MATERIAL SHOWN.
──────────────────────────────
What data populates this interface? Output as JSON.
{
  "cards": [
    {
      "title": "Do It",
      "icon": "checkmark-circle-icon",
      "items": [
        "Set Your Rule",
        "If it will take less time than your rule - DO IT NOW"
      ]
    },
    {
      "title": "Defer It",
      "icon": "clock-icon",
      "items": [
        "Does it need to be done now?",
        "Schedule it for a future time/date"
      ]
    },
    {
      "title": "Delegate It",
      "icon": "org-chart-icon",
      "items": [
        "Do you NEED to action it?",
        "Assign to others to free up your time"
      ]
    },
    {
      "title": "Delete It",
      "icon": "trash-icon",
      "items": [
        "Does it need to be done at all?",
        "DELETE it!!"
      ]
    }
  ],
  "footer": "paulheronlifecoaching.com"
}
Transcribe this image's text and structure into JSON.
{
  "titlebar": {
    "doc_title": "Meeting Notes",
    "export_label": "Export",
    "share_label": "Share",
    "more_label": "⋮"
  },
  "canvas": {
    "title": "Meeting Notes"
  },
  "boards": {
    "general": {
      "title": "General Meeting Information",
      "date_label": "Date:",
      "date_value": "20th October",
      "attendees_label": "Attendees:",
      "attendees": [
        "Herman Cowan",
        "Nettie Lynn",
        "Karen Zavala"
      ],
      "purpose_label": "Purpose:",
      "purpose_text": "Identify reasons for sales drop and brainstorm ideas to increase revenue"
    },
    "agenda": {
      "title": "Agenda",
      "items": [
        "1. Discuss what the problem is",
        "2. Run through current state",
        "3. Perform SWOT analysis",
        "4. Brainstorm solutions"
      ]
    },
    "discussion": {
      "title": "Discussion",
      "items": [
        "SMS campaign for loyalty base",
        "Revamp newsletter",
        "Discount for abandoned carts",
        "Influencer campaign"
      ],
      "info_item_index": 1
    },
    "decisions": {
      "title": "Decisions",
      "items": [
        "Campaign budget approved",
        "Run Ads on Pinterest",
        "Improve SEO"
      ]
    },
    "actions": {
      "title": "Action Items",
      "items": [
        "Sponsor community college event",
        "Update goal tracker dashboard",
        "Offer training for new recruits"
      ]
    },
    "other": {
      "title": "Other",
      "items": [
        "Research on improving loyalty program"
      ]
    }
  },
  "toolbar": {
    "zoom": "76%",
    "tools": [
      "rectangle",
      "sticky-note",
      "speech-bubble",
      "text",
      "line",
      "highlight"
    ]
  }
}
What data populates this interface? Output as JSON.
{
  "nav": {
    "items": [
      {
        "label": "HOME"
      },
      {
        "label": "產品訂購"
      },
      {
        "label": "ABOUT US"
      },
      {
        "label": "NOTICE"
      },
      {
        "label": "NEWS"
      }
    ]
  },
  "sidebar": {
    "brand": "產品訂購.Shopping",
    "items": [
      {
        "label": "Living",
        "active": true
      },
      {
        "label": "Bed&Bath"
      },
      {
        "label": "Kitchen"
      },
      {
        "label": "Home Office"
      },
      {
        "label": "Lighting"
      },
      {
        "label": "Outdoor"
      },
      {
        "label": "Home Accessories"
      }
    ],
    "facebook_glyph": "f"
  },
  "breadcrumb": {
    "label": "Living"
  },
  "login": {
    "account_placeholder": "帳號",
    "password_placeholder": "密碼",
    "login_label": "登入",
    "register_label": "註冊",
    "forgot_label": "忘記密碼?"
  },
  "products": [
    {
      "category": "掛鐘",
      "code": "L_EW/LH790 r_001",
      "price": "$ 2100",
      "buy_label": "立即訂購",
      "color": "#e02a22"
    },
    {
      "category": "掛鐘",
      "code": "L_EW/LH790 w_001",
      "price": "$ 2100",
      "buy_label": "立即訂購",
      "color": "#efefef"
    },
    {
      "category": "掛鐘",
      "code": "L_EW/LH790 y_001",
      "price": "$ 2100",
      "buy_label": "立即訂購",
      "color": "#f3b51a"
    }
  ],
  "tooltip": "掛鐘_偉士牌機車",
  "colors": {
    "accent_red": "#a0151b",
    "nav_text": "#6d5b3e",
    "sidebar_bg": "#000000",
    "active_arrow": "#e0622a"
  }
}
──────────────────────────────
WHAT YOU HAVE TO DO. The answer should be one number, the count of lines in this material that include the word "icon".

REPLY TO THE TASK. 4